a potentially toxic solvent with a sweet, chloroform-like odor. It is used to dissolve fats, waxes, oils, and resins and in the manufacture of paints, varnishes, and rust removers. Symptoms of overexposure include nausea, vomiting, abdominal pain, finger tremors, skin disorders, and liver damage.

tetrachloroethane

has had some usage as an anthelmintic and has a similar activity as carbon tetrachloride with less, but still significant risk of toxicity.
References in periodicals archive ?
PET samples were dissolved in phenol / tetrachloroethane (TCE) solution (60:40 by weight) to prepare 0.
Intrinsic viscosity (IV) is an indication of the molecular weight of PET, and it was determined using the Ubbelohde viscometer with a mixture of phenol and tetrachloroethane (3/2, w/w) solvents at 25[degrees]C.
VOCs not meeting inclusion criterion: 1,1,2,2- tetrachloroethane, 1,1,2-TCE, 1,1-dichloroethane, 1,1-dichloroethene, 1,2-DCB, 1,2-dichloroethane, 1,2-dichloropropane, 1,3-DCB, bromodichloromethane, bromoform, carbon tetrachloride, chlorobenzene, chloroform, cis-1,2-dichloroethene, dibromochloromethane, dibromomethane, methylene chloride, trans-1,2-dichloroethene, and trichloroethene.
Bisphenol-A [4,4'(propane-2,2diyl)diphenol], triphosgene [bis(trichloromethyl) carbonate], eugenol (4-allyl-2-methoxyphenol), triethylbenzylammonium chloride, sodium hydroxide, tetrachloroethane (TCE), and methanol were used as received from Sigma-Aldrich.
2 is similar to values reported for ethyl acetate and three times lower than reported for tetrachloroethane in rainbow trout (Fitzsimmons et al.

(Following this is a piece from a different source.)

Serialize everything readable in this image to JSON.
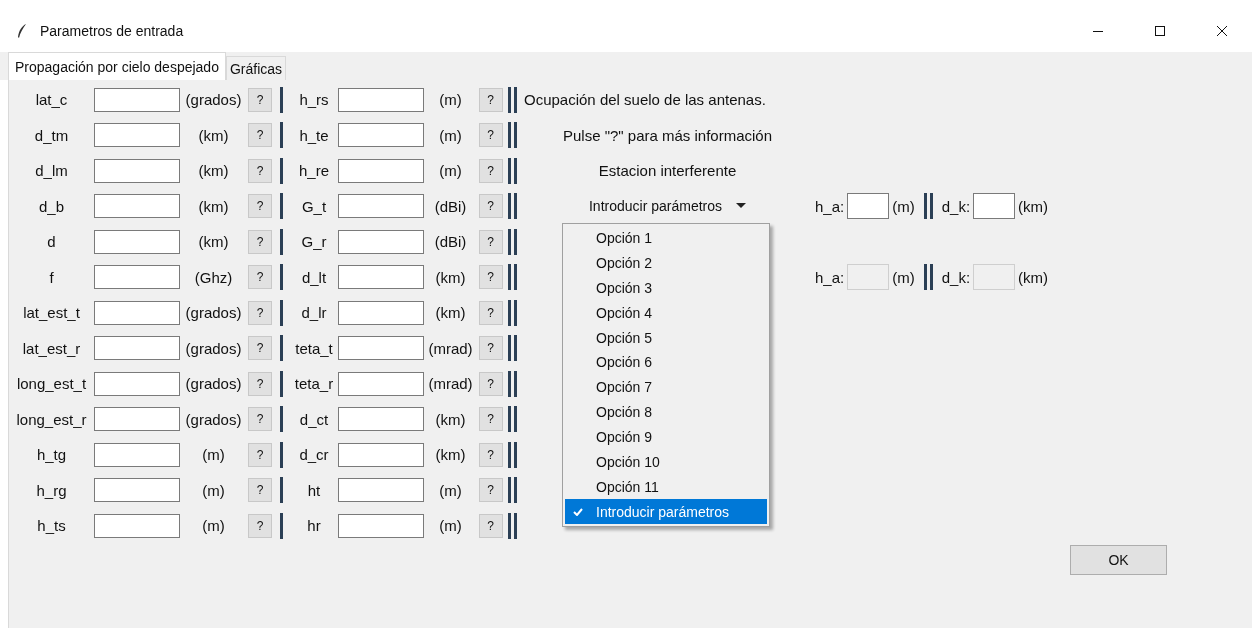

Tetrachloroethane (TCE--Tedia Company, minimum purity of 98 wt%) were used as solvents for NMR analyses.
Environmental Protection Agency (EPA) technical document National Management Measures to Control Nonpoint Source Pollution from Marinas and Recreational Boating, published in November 2001, gasoline, oil, diesel fuel, acids from batteries and cleaning compounds, and surfactants and solvents involved in boat maintenance (such as methylene chloride, tetrachloroethane, trichloroethene, and trichloroethylene) can wash into lakes, rivers, and coastal areas.